6. All I've ever wanted to do is write, but I never really intended or even wanted to write for a newspaper. However, I have somehow ended up working for 2.5 years as a reporter for a business journal in Harrisburg. I didn’t intend to stay there this long, but I do not regret it in any way. I have learned that the best stories are not the ones made from thin air, but the ones that are based on facts. Real life is far more interesting than fantasy, and much easier to write. I also think you can make more of an impact on the world telling a story that is true. So now I have a couple of book ideas and they are all steeped in truth. I would love to reach a point in my life where I could concentrate on that. My time with the paper has also made me a much, much better writer. I have worked with editors who have helped me begin to find my voice as a writer. If you want an example of my work, here is a story I wrote last summer that is nearest and dearest to my heart.

7. Last, but not least, I absolutely have an adoration for the outdoors, in particular the night sky. Living in the somewhat country blesses me with the opportunity to see some amazing star-filled sights after dark. I try to make a point each night to take a good look at the picture God has painted for me. I have a good friend who is always down for camping out in my front yard for some star action, even in the middle of January. She is the same friend who taught me how to smoke my first cigar a year ago. I know that may sound unappealing, but when you’re sitting on the rooftop of a row home in Allison Hill (the ‘hood, as we affectionately call it, of Harrisburg) in the middle of the night with a group of friends, gazing at the stars and the city lights…well, a cigar truly seals the deal. It became a tradition for the group of inspiring friends I made a year and a half ago at Habitat for Humanity of the Greater Harrisburg Area. I didn’t have any particular reason to begin volunteering for Habitat, but I felt that I should give it a go and it ended up completely changing my life. I met a group of individuals who became some of my closest, most favorite people in the entire world. We would spend a Saturday working on some houses, cleaning up trash or doing demolition work (my personal favorite), and follow it up with fresh-baked cookies, coffee, cigars and conversation on the back porch. Everyone sort of went their separate ways this past summer, but I will never forget the things that I learned and the connections I was so fortunate to have made last year. People are the essence of life, after all. And I would say that it was that group that directly led me to begin this blog.

2 comments:

Dennis said...

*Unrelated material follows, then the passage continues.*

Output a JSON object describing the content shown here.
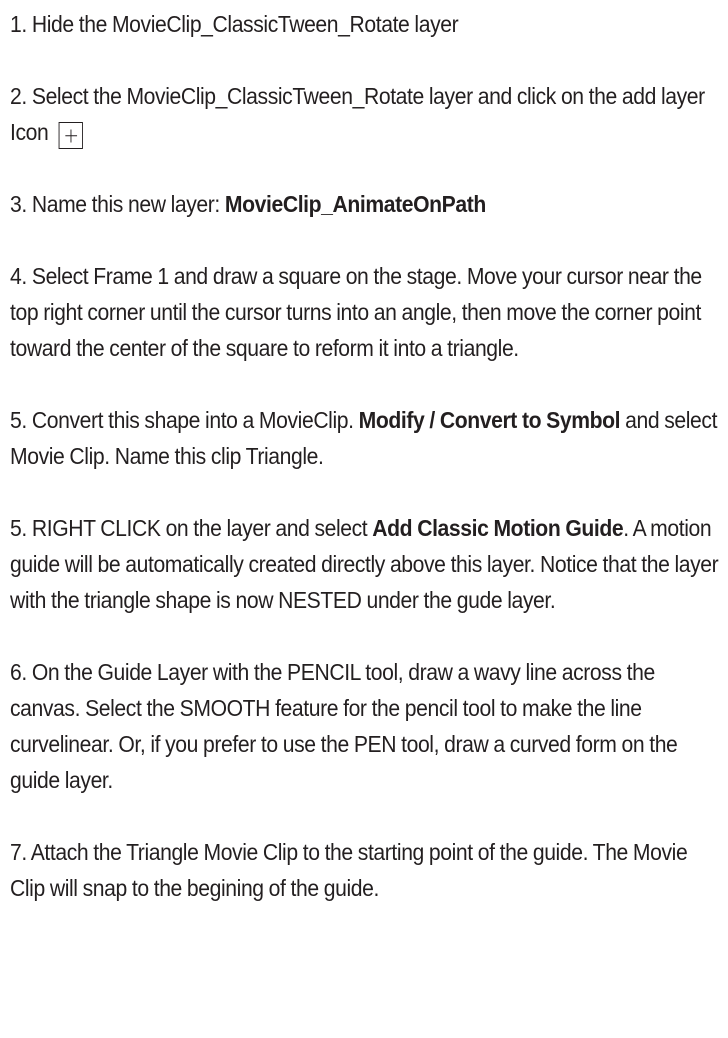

Thanks a lot for sharing, Jess. I love you calling Shakespeare "Big Willy." Your European vacation sounds awesome. I'd like to see the pics, and I'd love to hear the stories some time. I'm glad you benefit so much from the animal shelter. You ought to do a testimonial for the place. The world needs more animal lovers like you. How well you coped with your father's passing says a lot about how strong you are. Don't ever forget that. Your writing a book/memoir sounds so cathartic. Good for you. If you ever want someone to proofread it, I'd be honored to oblige. Working with you has been a joy, and you have made huge strides as a writer. I agree with you that writing facts vs. fiction better affects society. I heart that story you linked to. So powerful. I think my favorite lines in your post were in 7.: "I try to make a point each night to take a good look at the picture God has painted for me." (what a neat idea and way of thinking!) and "People are the essence of life, after all." (Amen, sister!)

Jess said...

Denny, you're such a "good egg," to put it in your words. Thanks for your kind comments. What are we gonna do without you at JPI??